John Pilger says...
“The creators and editors of Media Lens, David Edwards and David Cromwell, have had such influence in a short time that, by holding to account those who, it is said, write history’s draft, they may well have changed the course of modern historiography. They have certainly torn up the ‘ethical blank cheque’, which Richard Drayton referred to [in the Guardian], and have exposed as morally corrupt ‘the right to bomb, to maim, to imprison without trial...’. Without Media Lens during the attack on and occupation of Iraq, the full gravity of that debacle might have been consigned to oblivion, and to bad history.

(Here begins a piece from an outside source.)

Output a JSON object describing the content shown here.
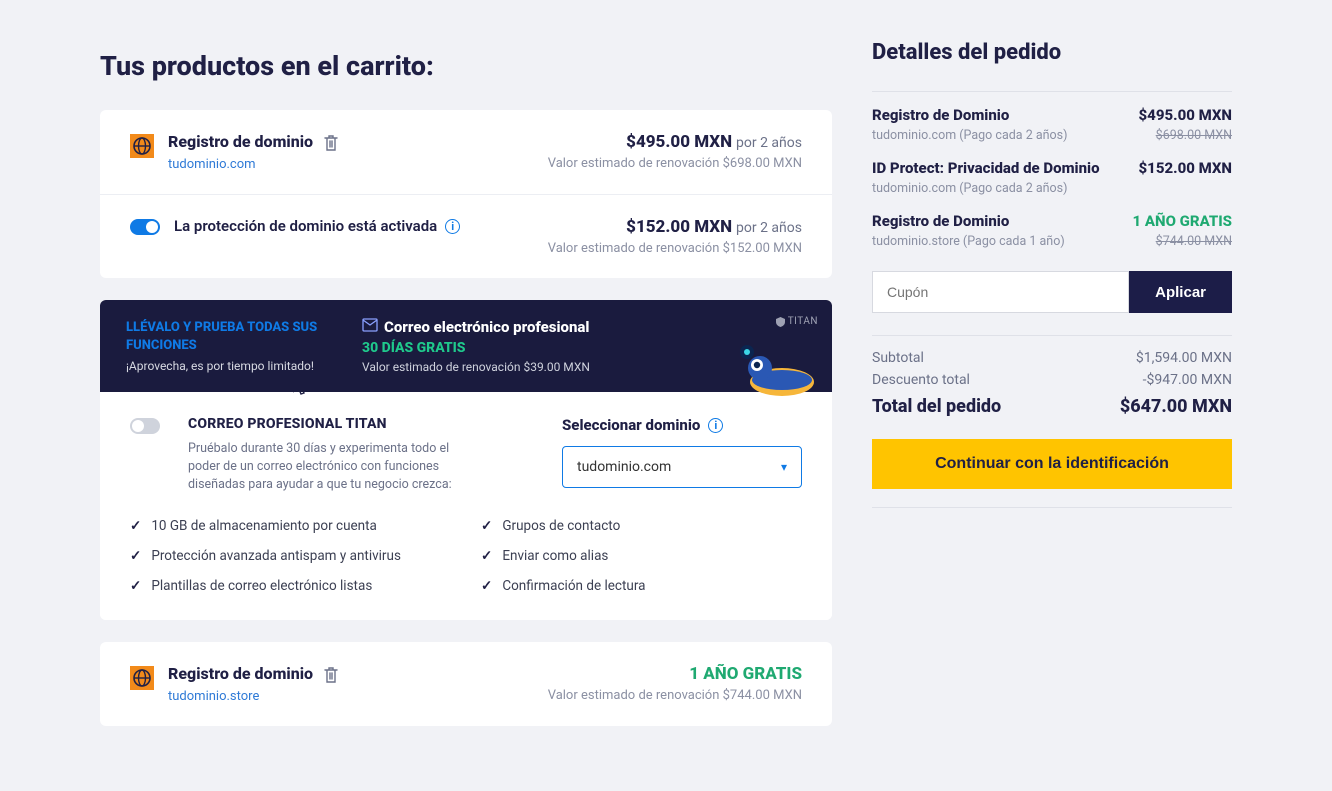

“They have not bothered with soft targets, such as Rupert Murdoch’s Sun, but have concentrated on that sector of the media which prides itself on its ‘objectivity’, ‘impartiality’ and ‘balance’ (such as the BBC) and its liberalism and fairness (such as the Guardian). Not since Noam Chomsky’s and Edward Herman’s Manufacturing Consent have we had such an incisive and erudite guide through the media’s thicket of agendas and vested interests. Indeed, they have done the job of true journalists: they have set the record straight.
“For this reason, Guardians of Power ought to be required reading in every media college. It is the most important book about journalism I can remember.”
Noam Chomsky says...
"Regular critical analysis of the media, filling crucial gaps and correcting the distortions of ideological prisms, has never been more important. Media Lens has performed a major public service by carrying out this task with energy, insight, and care."
Edward Herman says...
"Media Lens is doing an outstanding job of pressing the mainstream media to at least follow their own stated principles and meet their public service obligations. It is fun as well as enlightening to watch their representatives, while sometimes giving straightforward answers to queries, often getting flustered, angry, evasive, and sometimes mis-stating the facts."
Table of Contents:
|Foreword by John Pilger|
|1||The Mass Media – Neutral, Honest, Psychopathic|
|2||Iraq – The Sanctions of Mass Destruction|
Iraq Disarmed – Burying the 1991-98 Weapons Inspections
|4||Iraq – Gunning For War And Burying The Dead|
|5||Afghanistan – Let Them Eat Grass|
|6||Kosovo – Real Bombs, Fictional Genocide|
|7||East Timor – The Practical Limits Of Crusading Humanitarianism|
|8||Haiti – The Hidden Logic Of Exploitation|
|9||Idolatry Ink – Reagan,The ‘Cheerful Conservative’ And ‘Chubby Bubba’ Clinton|
|10||Climate Change – The Ultimate Media Betrayal|
|11||Disciplined Media – Professional Conformity To Power|
|12||Towards A Compassionate Media|
|13||Full Human Dissent|